Uptime, high availability, disaster recovery. Anyone that has been working in development or IT operations roles knows these terms. Maintaining these things is always touted as the most critical of critical tasks. Even with that in mind, we often slack in these areas. We don’t test our backups or run our applications with high availability in mind. One of the main factors that lead to these less than ideal deployments is that implementing a good high availability story, or testing our backups, adds time and/or complexity to our already busy day. All that being said, let’s take a look at a dead simple solution for one of those applications that many of us run: Jira.
The standard answer to making Jira highly available and provide a good disaster recovery story is to use Jira Data Center and follow this guide:

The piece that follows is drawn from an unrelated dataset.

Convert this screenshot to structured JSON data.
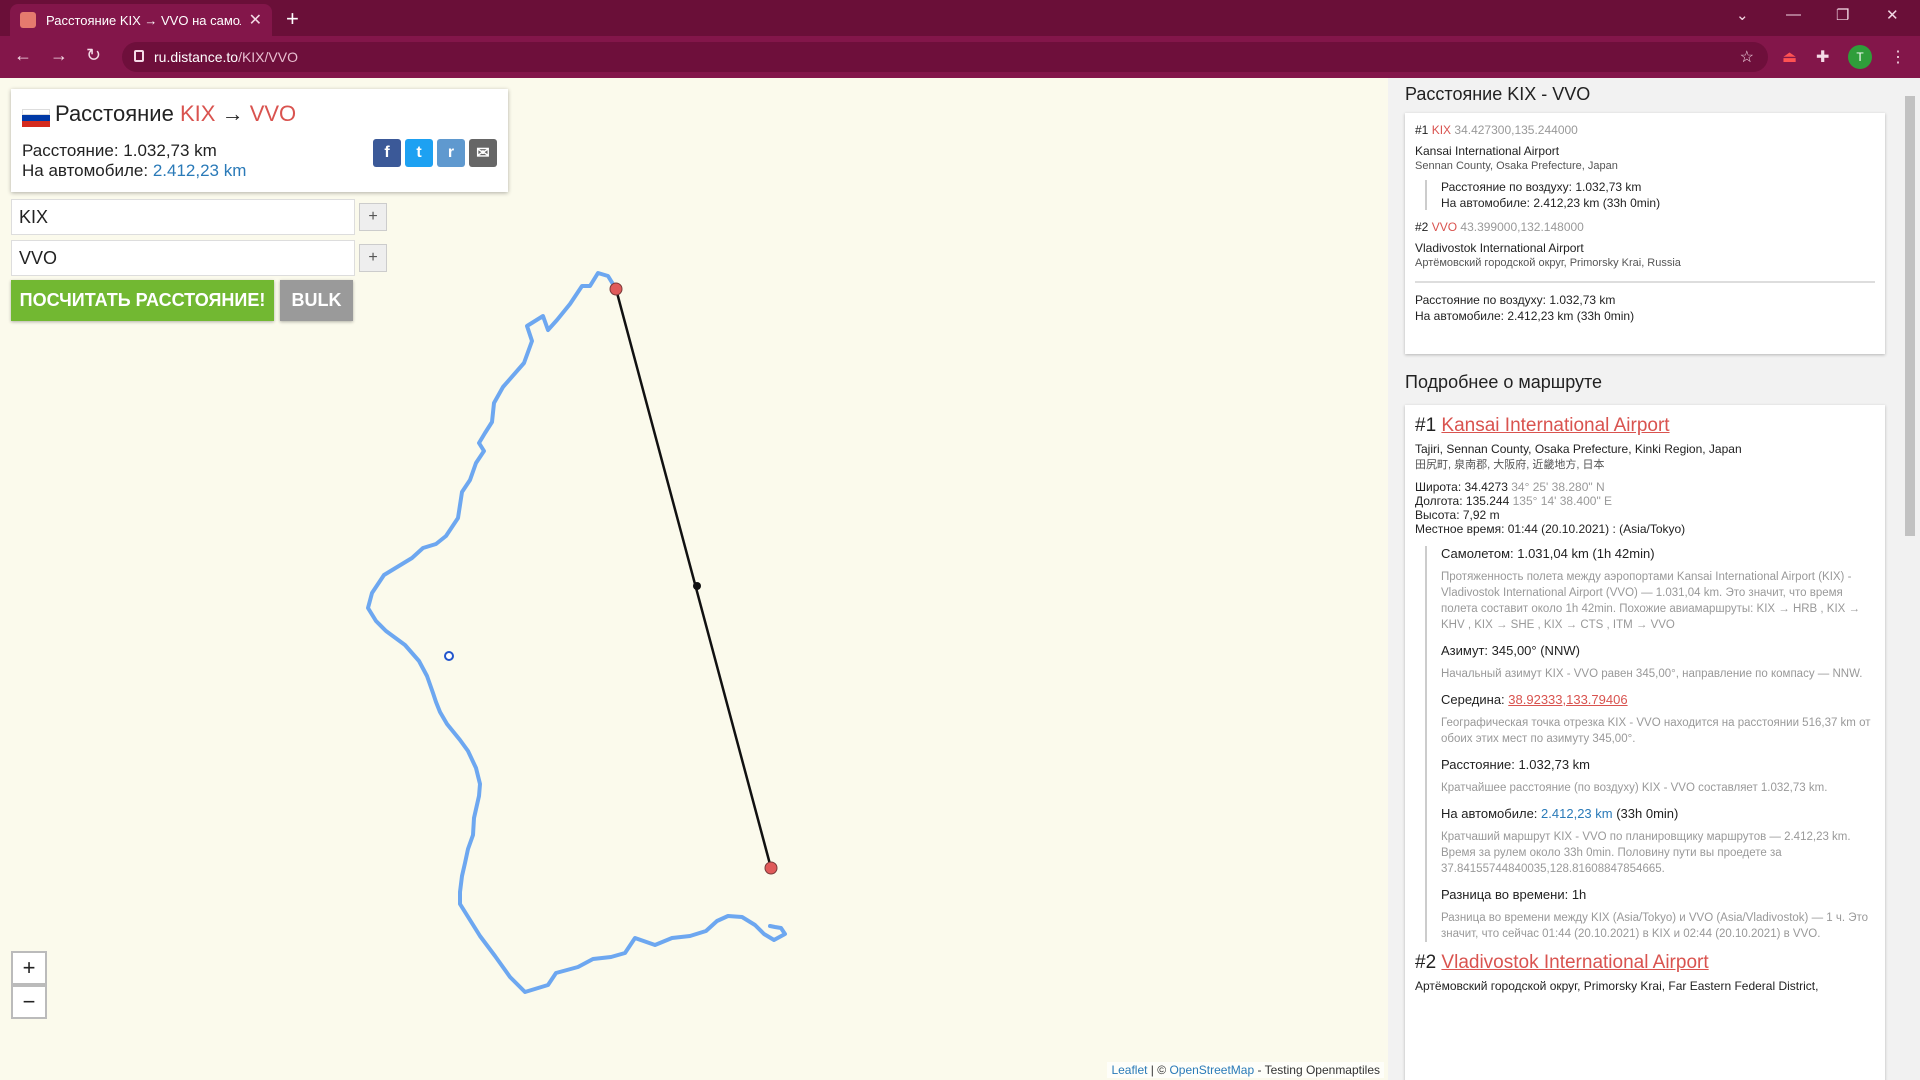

That guide shows you how to cluster multiple instances of the application behind a load balancer, then use a shared file system and a shared database underneath. This blog is not about the application layer or even the database (though we do have some fantastic guides for deploying databases using OpenEBS in our documentation). This is going to focus on a simple way to create a replicated storage layer specifically for the file system. Jira stores information on disks such as issue attachments, import/export files, and logos. These are all important in keeping Jira working correctly.
Deploying Jira on Kubernetes using OpenEBS is as simple as installing OpenEBS on Kubernetes, define a storage pool, define a storage class, define your persistent volume claim, and deploy the Jira container. That’s it…and if you are already using OpenEBS it is even simpler. Now, as for the specifics of how to do those things, see this guide:
Once you have Jira deployed on your cluster, the easiest way to see your storage resources is through MayaOnline (hopefully you connected to MayaOnline while following the guide, if not the instructions are here. Here is an example of a Jira deployment as visualized through the MayaOnline topology pane:
By leveraging the power of replicas within OpenEBS we have quickly added fault tolerance to the storage attached to our Jira container. It was as simple as defining a replica count in the storage class. Since the replicas are spread across the cluster we no longer have to worry about the storage being a single point of failure. If one disk goes down, the controller will automatically route to one of the replicas with no intervention necessary.
As you can see OpenEBS has greatly simplified the process of making Jira more resilient in a containerized world. The ease of use of container attached storage makes tasks like these much simpler. It allows us to spend more time working on improving our applications or infrastructure, and less time worrying about its resiliency.
This article was first published on Apr 22, 2019 on OpenEBS's Medium Account